Retaliation & Whistleblowing
Serving Clients in Boston and Throughout Massachusetts
Illegal retaliation in the workplace means taking negative action against an employee as the result of the employee engaging in legally-protected behavior. Such negative action can include termination, demotion, a failure to promote or almost any other type of negative consequence. Workers cannot be “punished” for the following types of behavior, which is not an exhaustive list:
- Filing a worker’s compensation claim
- Making a report or claim concerning illegal discrimination
- Making a claim regarding illegal or wrongful work practices, including grievances and unfair pay practices
- Filing a whistleblowing claim (sometimes referred to as a “qui tam” claim) alleging that an employer is defrauding the government
- Making claims regarding unsafe working conditions with government agencies
- Other matters protected under state and federal law.
While the laws protecting employees is complex, in general workers are protected against retaliation by their employer for engaging in these types of protected activities. If an employee is terminated by an employer, for example, after filing a workers’ compensation claim, she will have a claim for wrongful termination based upon illegal retaliation. The worker will still need to prove that the termination was because of the filing of the workers’ compensation claim, of course, and not an independent reason.
As Boston retaliation and whistleblowing lawyers, we serve clients throughout Massachusetts in seeking to protect their rights against illegal practices.
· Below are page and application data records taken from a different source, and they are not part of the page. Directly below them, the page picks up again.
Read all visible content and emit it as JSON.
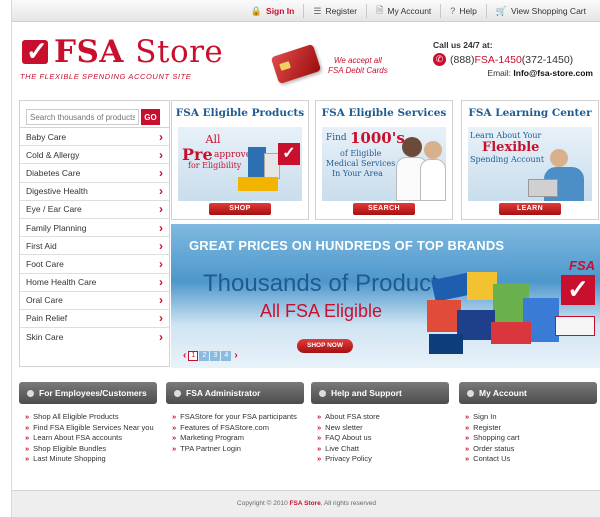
{
  "topnav": {
    "signin": "Sign In",
    "register": "Register",
    "account": "My Account",
    "help": "Help",
    "cart": "View Shopping Cart"
  },
  "header": {
    "logo_fsa": "FSA",
    "logo_store": "Store",
    "tagline": "THE FLEXIBLE SPENDING ACCOUNT SITE",
    "debit_line1": "We accept all",
    "debit_line2": "FSA Debit Cards",
    "call": "Call us  24/7 at:",
    "phone_pre": "(888) ",
    "phone_red": "FSA-1450",
    "phone_post": " (372-1450)",
    "email_label": "Email: ",
    "email": "Info@fsa-store.com"
  },
  "search": {
    "placeholder": "Search thousands of products",
    "button": "GO"
  },
  "categories": [
    "Baby Care",
    "Cold & Allergy",
    "Diabetes Care",
    "Digestive Health",
    "Eye / Ear Care",
    "Family Planning",
    "First Aid",
    "Foot Care",
    "Home Health Care",
    "Oral Care",
    "Pain Relief",
    "Skin Care"
  ],
  "promos": {
    "products": {
      "title": "FSA Eligible Products",
      "all": "All",
      "pre": "Pre",
      "approved": "approved",
      "for": "for Eligibility",
      "button": "SHOP"
    },
    "services": {
      "title": "FSA Eligible Services",
      "find": "Find",
      "num": "1000's",
      "of": "of Eligible",
      "med": "Medical Services",
      "area": "In Your Area",
      "button": "SEARCH"
    },
    "learning": {
      "title": "FSA Learning Center",
      "learn": "Learn About Your",
      "flex": "Flexible",
      "spend": "Spending Account",
      "button": "LEARN"
    }
  },
  "banner": {
    "headline": "GREAT PRICES ON HUNDREDS OF TOP BRANDS",
    "line1": "Thousands of Products",
    "line2": "All FSA Eligible",
    "button": "SHOP NOW",
    "pages": [
      "1",
      "2",
      "3",
      "4"
    ],
    "badge": "FSA"
  },
  "footer": [
    {
      "title": "For Employees/Customers",
      "links": [
        "Shop All Eligible Products",
        "Find FSA Eligible Services Near you",
        "Learn About FSA accounts",
        "Shop Eligible Bundles",
        "Last Minute Shopping"
      ]
    },
    {
      "title": "FSA Administrator",
      "links": [
        "FSAStore for your FSA participants",
        "Features of FSAStore.com",
        "Marketing Program",
        "TPA Partner Login"
      ]
    },
    {
      "title": "Help and Support",
      "links": [
        "About FSA store",
        "New sletter",
        "FAQ About us",
        "Live Chatt",
        "Privacy Policy"
      ]
    },
    {
      "title": "My Account",
      "links": [
        "Sign In",
        "Register",
        "Shopping cart",
        "Order status",
        "Contact Us"
      ]
    }
  ],
  "copyright": {
    "pre": "Copyright © 2010 ",
    "brand": "FSA Store",
    "post": ", All rights reserved"
  },
  "colors": {
    "brand_red": "#c8102e",
    "heading_blue": "#1f5b93"
  }
}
Please call to learn more about your options if you are facing retaliation for whistleblowing.
How Long am I Protected Against Termination or Another Negative Consequence?
In general, the law does not provide an explicit time period to “protect” a worker from termination or another negative consequence after taking one of the protected actions noted above. The statute of limitations is the only deadline. Instead, the focus of the law is on protecting employees from retaliation by employers because of legally-protected action taken by employees. The protected action is often closely preceding the negative consequence, but it could be months or even a year or two preceding it. The question is whether we can prove that the protected action caused the negative consequence. The more distance between the two, the harder this proof becomes.
Stated differently, a worker can still be fired or demoted after taking one of the legally-protected actions noted above. In the case of a termination or demotion, it ultimately would be up to a jury to determine whether the termination or demotion was the result of taking the protected action, or if there was some other cause. In such a circumstance, the employer would normally have a reason to engage in the adverse conduct; a jury would then assess whether the reason provided by the employer was a “valid” reason, or simply a “pretextual” reason (or not the main reason) that the action was taken.
How We Help
As Boston retaliation lawyers serving clients throughout Massachusetts, we see through the pre-text reasons often used by employers to justify illegal retaliation against workers. We seek to hold employers liable to the fullest extent of the law, and to send a message that illegal retaliation will not be tolerated.
If you have been subjected to illegal retaliation, please call us for a free consultation to learn how we can help.